<<<<
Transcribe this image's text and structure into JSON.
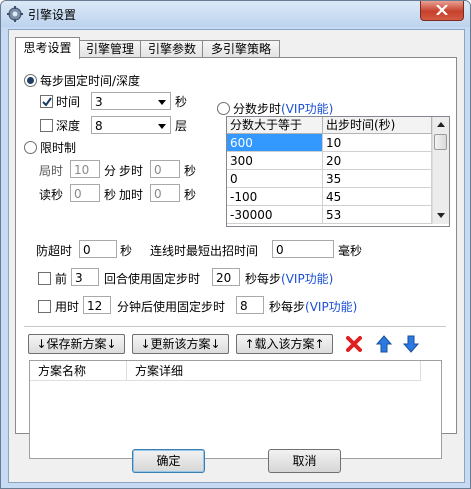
{
  "window": {
    "title": "引擎设置"
  },
  "tabs": [
    {
      "label": "思考设置",
      "active": true
    },
    {
      "label": "引擎管理",
      "active": false
    },
    {
      "label": "引擎参数",
      "active": false
    },
    {
      "label": "多引擎策略",
      "active": false
    }
  ],
  "think": {
    "fixed_per_move_label": "每步固定时间/深度",
    "time_label": "时间",
    "time_value": "3",
    "time_unit": "秒",
    "depth_label": "深度",
    "depth_value": "8",
    "depth_unit": "层",
    "time_limit_label": "限时制",
    "game_time_label": "局时",
    "game_time_value": "10",
    "minute_label": "分",
    "step_time_label": "步时",
    "step_time_value": "0",
    "second_label": "秒",
    "byoyomi_label": "读秒",
    "byoyomi_value": "0",
    "second_label2": "秒",
    "increment_label": "加时",
    "increment_value": "0",
    "second_label3": "秒"
  },
  "score_step": {
    "label": "分数步时",
    "vip": "(VIP功能)",
    "columns": [
      "分数大于等于",
      "出步时间(秒)"
    ],
    "rows": [
      [
        "600",
        "10"
      ],
      [
        "300",
        "20"
      ],
      [
        "0",
        "35"
      ],
      [
        "-100",
        "45"
      ],
      [
        "-30000",
        "53"
      ]
    ]
  },
  "timeout": {
    "label": "防超时",
    "value": "0",
    "unit": "秒",
    "min_time_label": "连线时最短出招时间",
    "min_time_value": "0",
    "min_time_unit": "毫秒"
  },
  "front_rounds": {
    "prefix": "前",
    "value": "3",
    "text": "回合使用固定步时",
    "seconds_value": "20",
    "suffix": "秒每步",
    "vip": "(VIP功能)"
  },
  "elapsed": {
    "prefix": "用时",
    "value": "12",
    "text": "分钟后使用固定步时",
    "seconds_value": "8",
    "suffix": "秒每步",
    "vip": "(VIP功能)"
  },
  "toolbar": {
    "save_new": "↓保存新方案↓",
    "update": "↓更新该方案↓",
    "load": "↑载入该方案↑"
  },
  "schemes": {
    "columns": [
      "方案名称",
      "方案详细"
    ]
  },
  "buttons": {
    "ok": "确定",
    "cancel": "取消"
  },
  "icons": {
    "app": "gear-icon",
    "close": "close-icon",
    "delete": "red-x-icon",
    "up": "arrow-up-icon",
    "down": "arrow-down-icon"
  },
  "colors": {
    "vip": "#1a4fd6",
    "selection": "#3399ff",
    "delete": "#e02020",
    "arrow": "#2a7ae2"
  }
}
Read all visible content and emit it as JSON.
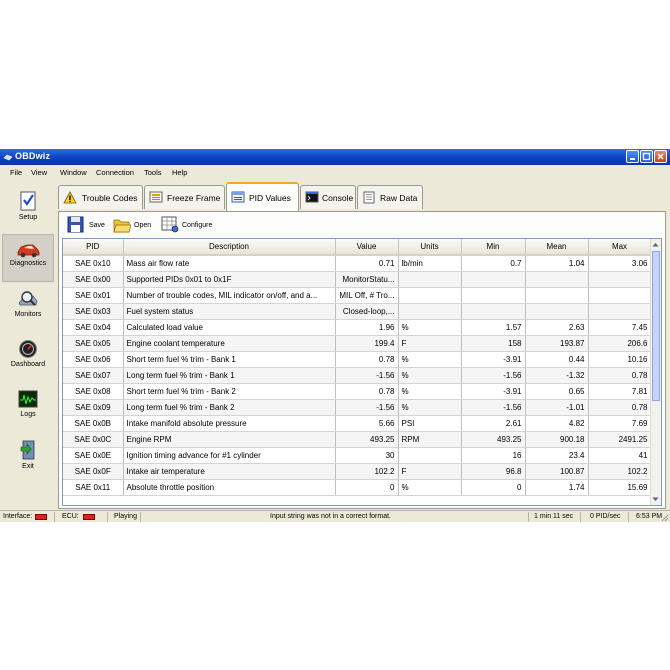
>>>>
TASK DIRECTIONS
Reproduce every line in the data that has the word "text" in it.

YOUR SOLUTION
Transcribe this image's text and structure into JSON.
    "text": "回合使用固定步时",
    "text": "分钟后使用固定步时",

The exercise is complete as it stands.